Interestingly, Kerry’s honorable discharge letter from the Department of the Navy, dated February 16, 1978, notes that Kerry’s discharge was taken “by direction of the President” and “with the approved recommendations of a board of officers convened under the authority of reference [10 USC Sec. 1163] to examine the official records of officers of the Naval Reserve..” This is extremely unusual. Review boards are not convened for discharges and certainly not “by direction of the President.” The “authority of reference,” 10 USC Sec. 1163, refers to “the grounds for involuntary separation from the service.” What was being reviewed, then, was Kerry’s involuntary separation from the service or, more likely, the disposition of his service. This simply would not have occurred if Kerry’s discharge in 1972 had been “honorable.” Why did Kerry’s discharge meet a board? In all likelihood, he sought relief to improve his status of discharge from “dishonorable” or “less than honorable” to “honorable.” If he signed his Form 180, we’d know. If he’d release his DD214 from 1972, we’d know.
Finally, and most bizarre of all of Kerry’s military records so far released is a DD 215, “Correction to DD Form 214,” initiated for John Forbes Kerry on March 12, 2001. Among other things, the new form changes Kerry’s official US Navy separation date to March 1, 1970! As noted earlier, he wasn’t eligible for discharge until July, 1972, and was so. Why, then, the new document in 2001? Why, 29 years later, is there the need to correct or change the record?
Here’s why. By moving Kerry’s discharge date to early in 1970, all of Kerry’s post-Vietnam activities would be theoretically exempt from military justice. By moving his discharge date to March of 1970, Kerry’s meeting with the enemy, North Vietnamese Communists in Paris in May of 1970, would be exempt. His joining the Vietnam Veterans Against the War (VVAW) in June of 1970 and his radical, anti-war anti-government activities that followed would be exempt. The Winter Soldier Investigation in January, 1971, and Kerry’s infamous testimony to Congress in April, 1971 would be exempt. His arrest for his protest activities in May, 1971, would be exempt. His attendance at a VVAW meeting in Kansas City where the assassination of several prominent and hawkish U.S. senators was discussed and voted on would be exempt.
Democratic presidential candidate Kerry has spent 35 years building a political career on four months in Vietnam. Apparently, he has spent 35 years covering up his post-war activities while still a member of the U.S. Navy many of which seem to be clear violations of the Constitution, US Codes, and the Uniform Code of Military Justice.
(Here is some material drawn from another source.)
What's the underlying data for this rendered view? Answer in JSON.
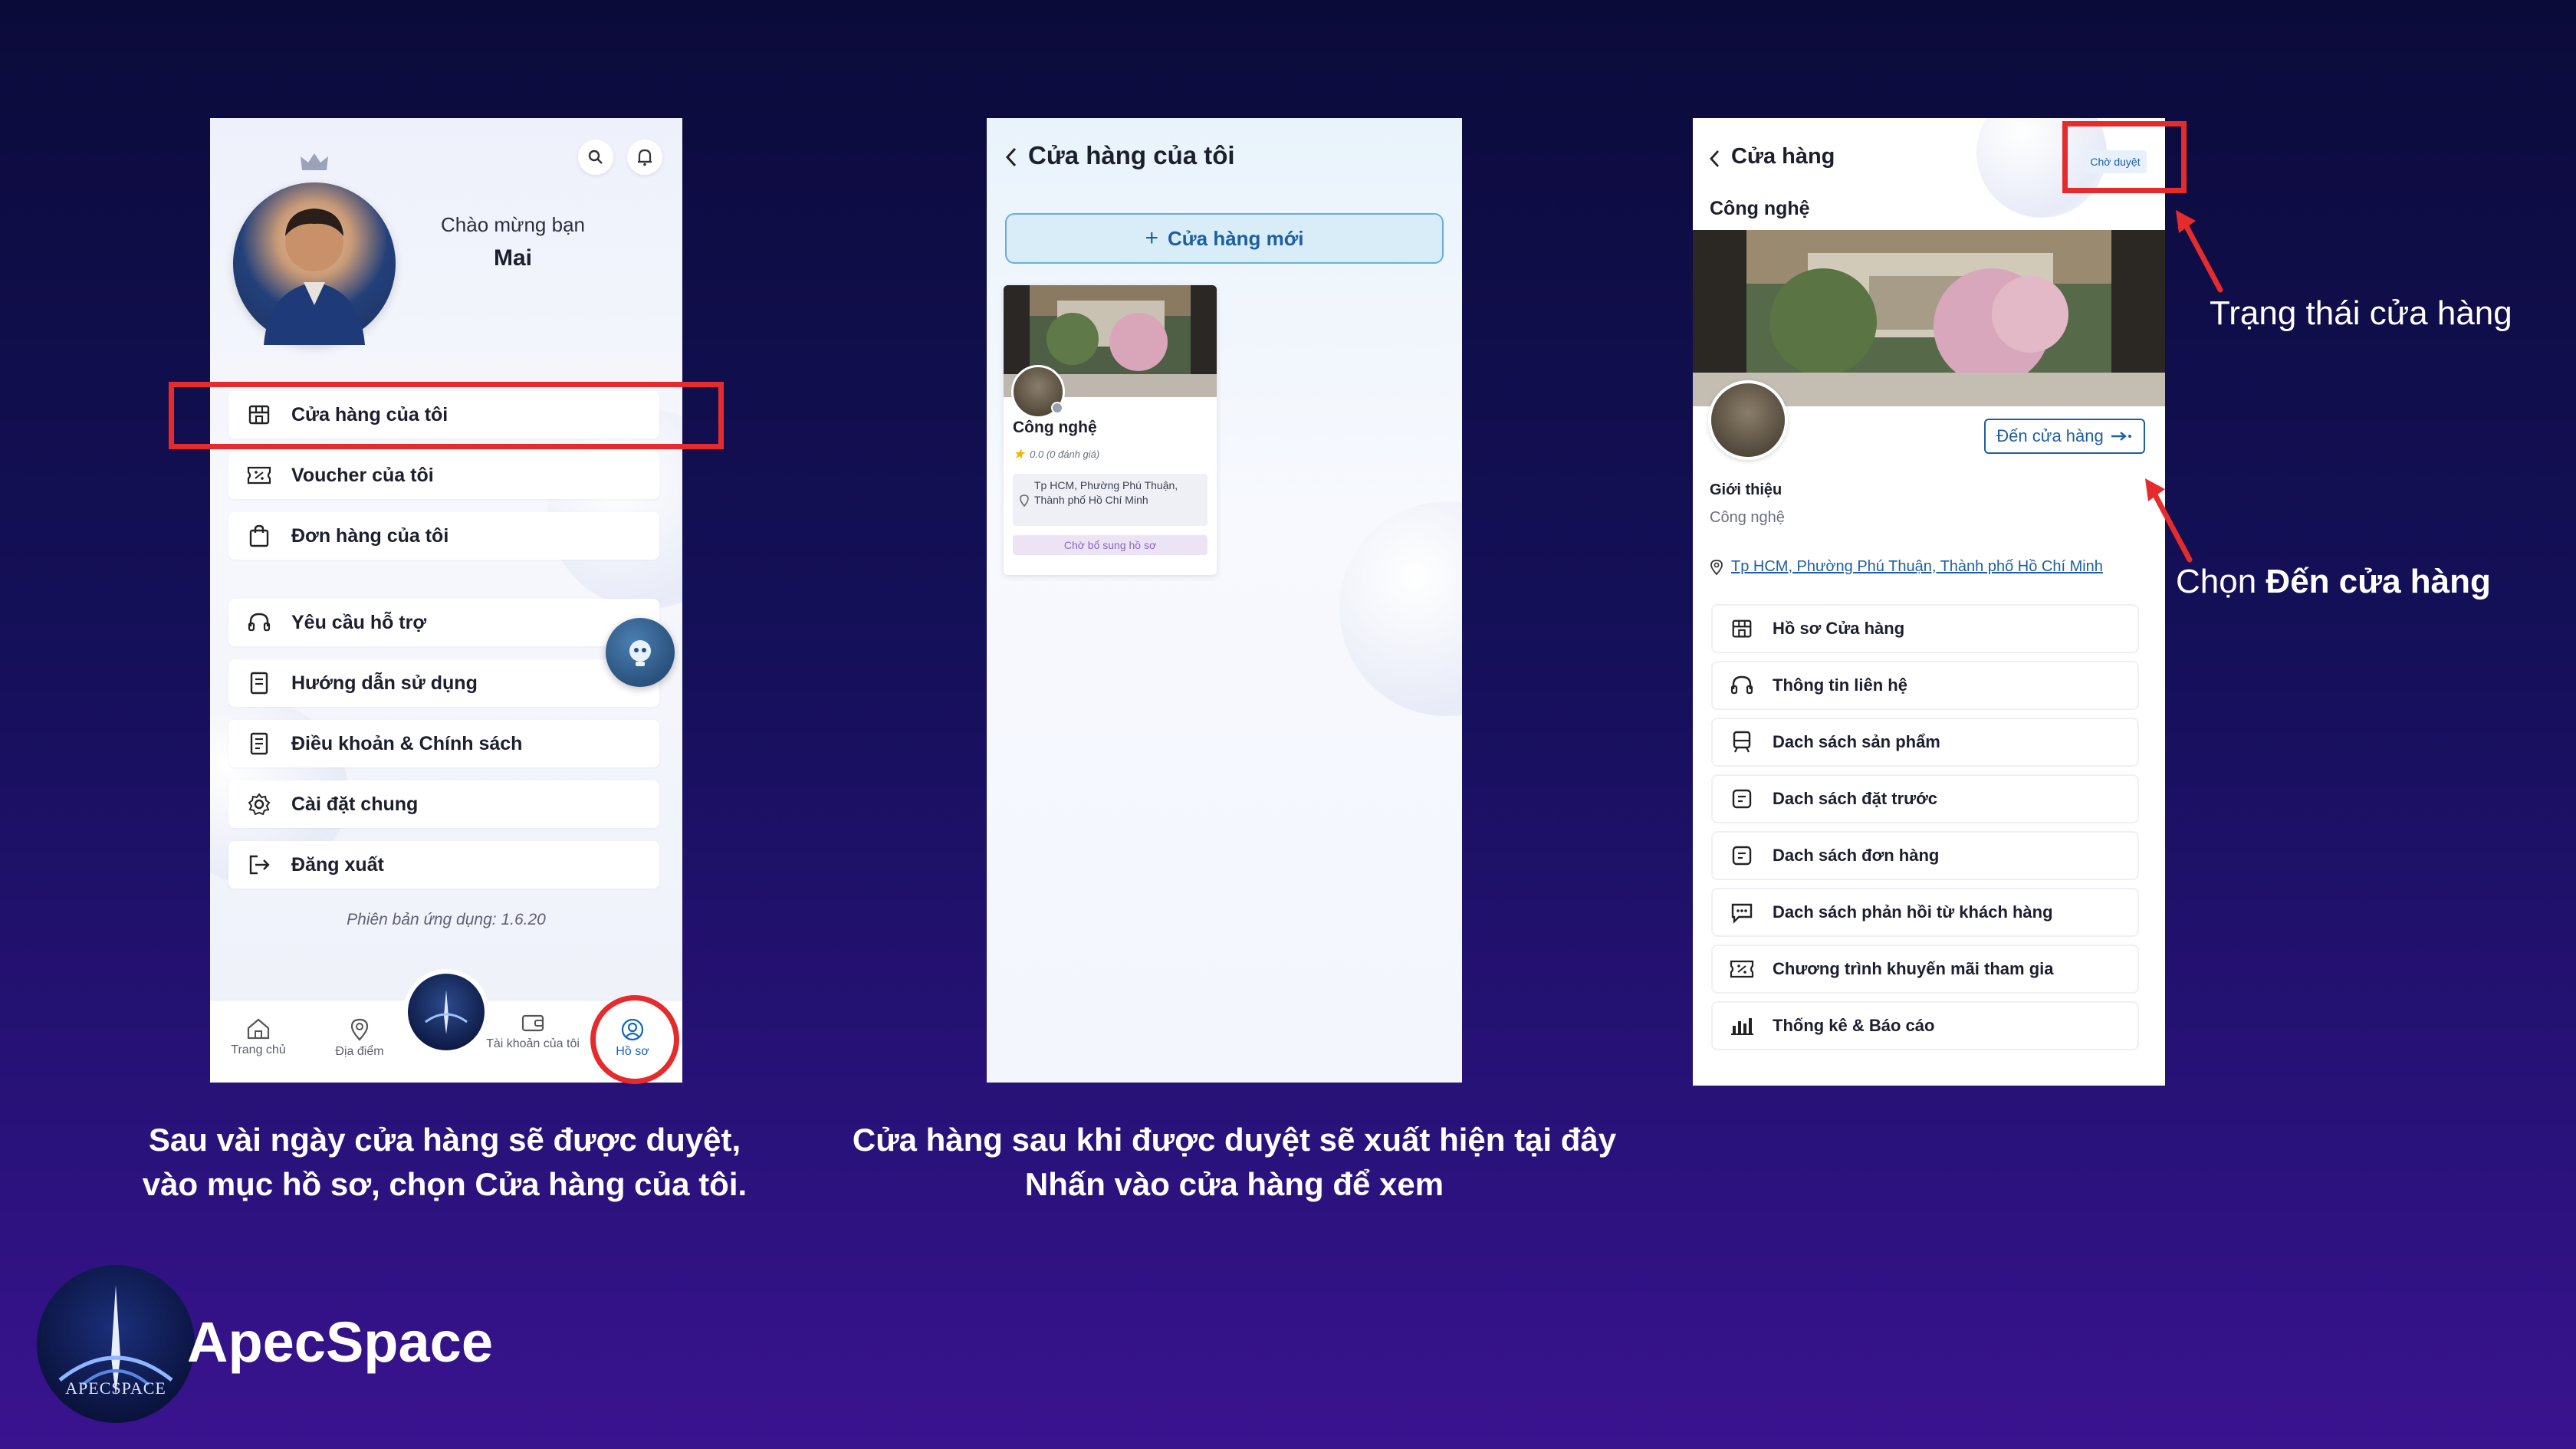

Now, he stands on the verge of becoming our commander-in-chief, responsible for the stewardship of 2.3 million men and women in uniform. A former serviceman who won’t come clean on his own record intends to command our forces and enforce the standards of military justice. We’ve been down this path before. America deserves to know. Our troops certainly deserve to know.
All it would take is for him to sign the Form 180.